Imagine being under water, upside down, trapped in your Kayak.
You can feel your lungs burning because you didn’t have time to grab a full breath … though you are surprising yourself how long you are managing to force yourself from gasping down a lung full of water …
All you can hear is your heart pounding.
I don’t need to imagine what that would be like because I can remember in vivid detail. In fact I have had nightmares about it.
My overriding thought was drowning myself was a heck of a way to celebrate my birthday!
Learning from the things that scare us
Don’t worry, I’m not going to dwell too much on what happened in this article, I feel I have been melodramatic enough – but I do want to share more about what I learned from it. If you want more about the story, check out this interview Dries and I did shortly after.
Long story made shorter, I felt I was going to drown, and that scared the heck out of me!
After this traumatic event was over and I dried off, I had to make a choice. Do I get out and never go back in the water, or do I go back the next day?
I chose to go back, but only after a VERY restless night where I analysed every horrific far-fetched scenario you can imagine. If I didn’t go back then I would have gone from having one scary experience to having a brand new phobia. Great birthday present!
Fear versus Rationality
Was I actually going to drown? Probably not.
In fact the fear was making the situation worse!
The fact is, though, with fears it is not all about reality. Perception is actually the controlling factor.
At the time it felt like I was drowning. In those cases perception IS reality. I couldn’t take a step back and objectively work out that in all likelihood my instructor was trained. Yes, he reminded me a little too much of shaggy from Scooby Doo, but I am sure I am not the first to have my equipment malfunction on his watch.
The more scared I got, the more danger I was in.
To begin with I was pretty calm. I tapped the bottom of my little boat three times as instructed.

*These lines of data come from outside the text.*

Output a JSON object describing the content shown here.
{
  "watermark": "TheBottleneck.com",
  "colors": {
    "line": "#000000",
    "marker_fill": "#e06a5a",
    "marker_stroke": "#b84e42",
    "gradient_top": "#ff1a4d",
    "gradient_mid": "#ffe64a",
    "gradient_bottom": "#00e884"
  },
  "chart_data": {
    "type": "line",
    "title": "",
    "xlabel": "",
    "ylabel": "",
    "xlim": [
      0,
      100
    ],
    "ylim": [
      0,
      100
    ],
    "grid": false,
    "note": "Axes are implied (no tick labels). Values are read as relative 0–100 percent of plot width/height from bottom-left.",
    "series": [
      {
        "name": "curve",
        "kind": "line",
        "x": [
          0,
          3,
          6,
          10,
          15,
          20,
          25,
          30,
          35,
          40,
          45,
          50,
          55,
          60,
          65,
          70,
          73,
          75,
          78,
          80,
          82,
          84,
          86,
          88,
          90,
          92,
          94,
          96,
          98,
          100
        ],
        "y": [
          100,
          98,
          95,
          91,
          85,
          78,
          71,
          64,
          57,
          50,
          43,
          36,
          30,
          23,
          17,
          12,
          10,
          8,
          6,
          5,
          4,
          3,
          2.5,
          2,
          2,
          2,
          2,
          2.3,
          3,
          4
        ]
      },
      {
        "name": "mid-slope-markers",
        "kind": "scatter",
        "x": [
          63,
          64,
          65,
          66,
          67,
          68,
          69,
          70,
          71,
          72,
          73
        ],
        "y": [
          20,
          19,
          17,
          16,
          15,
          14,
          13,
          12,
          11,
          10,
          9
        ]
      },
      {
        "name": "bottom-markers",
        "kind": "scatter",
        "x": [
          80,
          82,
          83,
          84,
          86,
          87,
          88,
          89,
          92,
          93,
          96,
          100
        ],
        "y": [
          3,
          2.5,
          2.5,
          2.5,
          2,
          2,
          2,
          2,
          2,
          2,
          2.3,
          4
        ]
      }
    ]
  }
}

When nobody came over to help I proceeded to tug on the cord which (in theory) would make me pop out of the Kayak and float to the surface.
I started panicking when no amount of tugging on that cord would release me from the boat’s grip. Then I really started panicking when I realised I was going to need to draw a breath real soon.
It’s not too far removed from when a particularly nasty and influential individual nearly caused me to stop building my programming training business. The reality was he was only influential with a specific group of people who were never going to be my customers anyway, but my perception was that if he publicly attacked me then nobody would ever buy my training again.
Feeling out of control of the situation and imagining far-fetched scenarios, giving into the fear and the emotion, nearly pushed me into making the worst possible decision.
What has all this got to do with you?
This scenario is not too different to other scary situations you or I have been in if we look past the potential watery grave. We feel confident right up until the uncertainty and lack of control gets too far out of our comfort zone and experience.
Rather than let fear dictate our actions we should instead seek to grow our comfort zones and experiences so we are better able to handle situations that come up.
I have tagged this as “moving the fear line” as a play on a popular marketing phrase 🙂
Business is often uncertain
In business we are going to be faced with situations over which we have little control and that scare us. A lot of what I work on with coaching clients is about mindset and their fears, and I have had to work on these things myself.
- Putting ourselves “out there” in public.
- Selling and self-promotion.
- Criticism and trolls.
- Fear of failure.
- Fear of success.
- Financial fears.
- … And more.
What can we do?
We have to take some action if we are not going to give into these fears.
- We can either let the fear dictate our actions or make a different choice.
- We can try to be objective and see where the perception ends and where the reality starts.
- We can aim to understand what the actual worst case and likely scenarios really are.
- We can face our fears and go ahead and do stuff anyway.
What really might happen?
- My first job was working for a hospital. I worked with people who literally made life and death situations.
- From birth my daughter has faced several health issues and has had her life saved several times.
- My Dad was an officer in the fire service, he had to send people into burning buildings.
What do we risk in business? Some money and reputation?
Not quite the same, is it?
You know what really helps me?
I have always, and continue, to put myself in situations that scare me. Both business situations (such as public speaking which terrifies me) and leisure situations, such as those below!
Why? Because that is how we put things in perspective. It’s how we stretch our comfort zone. That is how we gain experience, and that is how we grow as people, as well as in business.
If I hadn’t been through scary situations and come through the other side, I don’t think we would have had the courage to move country and leave our comfort zone entirely behind.
What we quickly learn is what doesn’t kill us makes us stronger 🙂
I am not talking about taking unnecessary risks or living on adrenalin. But do shake yourself out of any rut you find yourself in, don’t live your life running on rails. Surround yourself with people who challenge you.
After all, if you only do what you have always done, you will only get what you have always got.
What do you think? How do you face your fears and stretch yourself? Please share your thoughts in the comments …